▶ [EXERCISE GOAL] I need only the number of lines in this data that contain the string "A백화점".

▶ [SOURCE MATERIAL]
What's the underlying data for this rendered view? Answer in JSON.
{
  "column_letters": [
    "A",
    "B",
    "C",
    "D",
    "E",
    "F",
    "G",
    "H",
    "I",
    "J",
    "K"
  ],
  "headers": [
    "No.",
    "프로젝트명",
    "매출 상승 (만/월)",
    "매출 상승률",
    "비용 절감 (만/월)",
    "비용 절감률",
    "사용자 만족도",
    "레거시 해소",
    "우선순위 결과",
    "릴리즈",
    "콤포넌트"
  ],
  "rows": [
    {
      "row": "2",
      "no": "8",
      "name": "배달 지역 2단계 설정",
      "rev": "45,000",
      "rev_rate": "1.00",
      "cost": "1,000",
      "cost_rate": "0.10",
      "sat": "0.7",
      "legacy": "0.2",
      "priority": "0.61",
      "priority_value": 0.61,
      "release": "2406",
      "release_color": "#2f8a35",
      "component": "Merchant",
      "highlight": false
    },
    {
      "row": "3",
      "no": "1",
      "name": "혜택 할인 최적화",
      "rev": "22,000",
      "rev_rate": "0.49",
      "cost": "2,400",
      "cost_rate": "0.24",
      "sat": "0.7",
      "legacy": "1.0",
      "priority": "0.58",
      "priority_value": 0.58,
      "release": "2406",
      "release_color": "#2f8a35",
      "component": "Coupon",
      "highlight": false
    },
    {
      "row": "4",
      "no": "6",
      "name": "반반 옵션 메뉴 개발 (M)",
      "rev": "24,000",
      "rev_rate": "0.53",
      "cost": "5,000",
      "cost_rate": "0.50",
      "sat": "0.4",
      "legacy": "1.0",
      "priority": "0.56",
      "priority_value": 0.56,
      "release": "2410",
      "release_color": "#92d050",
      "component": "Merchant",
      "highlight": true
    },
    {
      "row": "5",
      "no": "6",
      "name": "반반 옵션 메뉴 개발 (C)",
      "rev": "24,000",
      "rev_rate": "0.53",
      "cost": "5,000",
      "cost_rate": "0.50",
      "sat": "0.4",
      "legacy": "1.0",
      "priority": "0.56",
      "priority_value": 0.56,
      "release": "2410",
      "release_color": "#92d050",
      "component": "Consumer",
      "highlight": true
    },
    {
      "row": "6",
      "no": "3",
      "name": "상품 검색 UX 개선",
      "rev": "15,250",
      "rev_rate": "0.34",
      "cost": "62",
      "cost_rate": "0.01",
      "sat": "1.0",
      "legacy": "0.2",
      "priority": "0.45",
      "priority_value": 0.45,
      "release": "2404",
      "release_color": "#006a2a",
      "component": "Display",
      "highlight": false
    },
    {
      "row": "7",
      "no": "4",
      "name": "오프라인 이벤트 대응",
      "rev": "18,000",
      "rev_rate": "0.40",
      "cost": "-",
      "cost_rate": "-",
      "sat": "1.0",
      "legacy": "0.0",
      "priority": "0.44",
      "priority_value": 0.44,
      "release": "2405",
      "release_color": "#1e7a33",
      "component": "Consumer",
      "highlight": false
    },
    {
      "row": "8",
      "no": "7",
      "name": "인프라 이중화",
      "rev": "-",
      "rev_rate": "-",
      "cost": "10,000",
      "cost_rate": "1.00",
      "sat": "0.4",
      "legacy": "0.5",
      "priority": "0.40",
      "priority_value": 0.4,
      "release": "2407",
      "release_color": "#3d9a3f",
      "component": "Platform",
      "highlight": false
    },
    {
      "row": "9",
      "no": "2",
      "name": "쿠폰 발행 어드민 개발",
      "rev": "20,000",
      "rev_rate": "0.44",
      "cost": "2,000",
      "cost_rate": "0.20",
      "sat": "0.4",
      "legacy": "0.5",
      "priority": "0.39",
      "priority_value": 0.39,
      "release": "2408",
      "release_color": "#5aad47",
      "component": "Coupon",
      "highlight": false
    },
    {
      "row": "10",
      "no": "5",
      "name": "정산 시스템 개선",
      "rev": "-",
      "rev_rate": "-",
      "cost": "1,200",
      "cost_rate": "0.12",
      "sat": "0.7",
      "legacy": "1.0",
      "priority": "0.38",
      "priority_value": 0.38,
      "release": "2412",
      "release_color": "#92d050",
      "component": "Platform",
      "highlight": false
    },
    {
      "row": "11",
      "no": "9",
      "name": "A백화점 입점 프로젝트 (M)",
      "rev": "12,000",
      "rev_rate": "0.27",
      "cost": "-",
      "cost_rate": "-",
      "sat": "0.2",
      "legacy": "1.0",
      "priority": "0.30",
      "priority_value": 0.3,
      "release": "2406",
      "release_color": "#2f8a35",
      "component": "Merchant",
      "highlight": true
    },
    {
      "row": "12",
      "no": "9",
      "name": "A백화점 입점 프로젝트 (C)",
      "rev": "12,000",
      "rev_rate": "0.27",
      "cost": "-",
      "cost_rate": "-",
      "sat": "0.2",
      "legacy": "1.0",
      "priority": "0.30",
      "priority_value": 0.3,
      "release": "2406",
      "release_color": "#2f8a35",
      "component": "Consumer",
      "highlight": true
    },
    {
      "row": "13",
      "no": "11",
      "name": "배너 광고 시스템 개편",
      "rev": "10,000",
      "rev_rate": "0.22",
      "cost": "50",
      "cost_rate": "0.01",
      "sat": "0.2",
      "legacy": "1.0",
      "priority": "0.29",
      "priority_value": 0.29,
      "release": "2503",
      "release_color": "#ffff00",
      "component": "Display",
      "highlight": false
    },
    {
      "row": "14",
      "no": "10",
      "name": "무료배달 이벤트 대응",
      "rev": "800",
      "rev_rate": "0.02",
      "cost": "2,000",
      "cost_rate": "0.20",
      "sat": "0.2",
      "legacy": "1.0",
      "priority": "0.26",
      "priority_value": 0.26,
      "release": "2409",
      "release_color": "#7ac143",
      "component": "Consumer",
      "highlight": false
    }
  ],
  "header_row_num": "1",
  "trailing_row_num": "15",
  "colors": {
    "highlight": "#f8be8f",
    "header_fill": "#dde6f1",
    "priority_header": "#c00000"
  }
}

▶ [RESPONSE TO THIS TASK] 2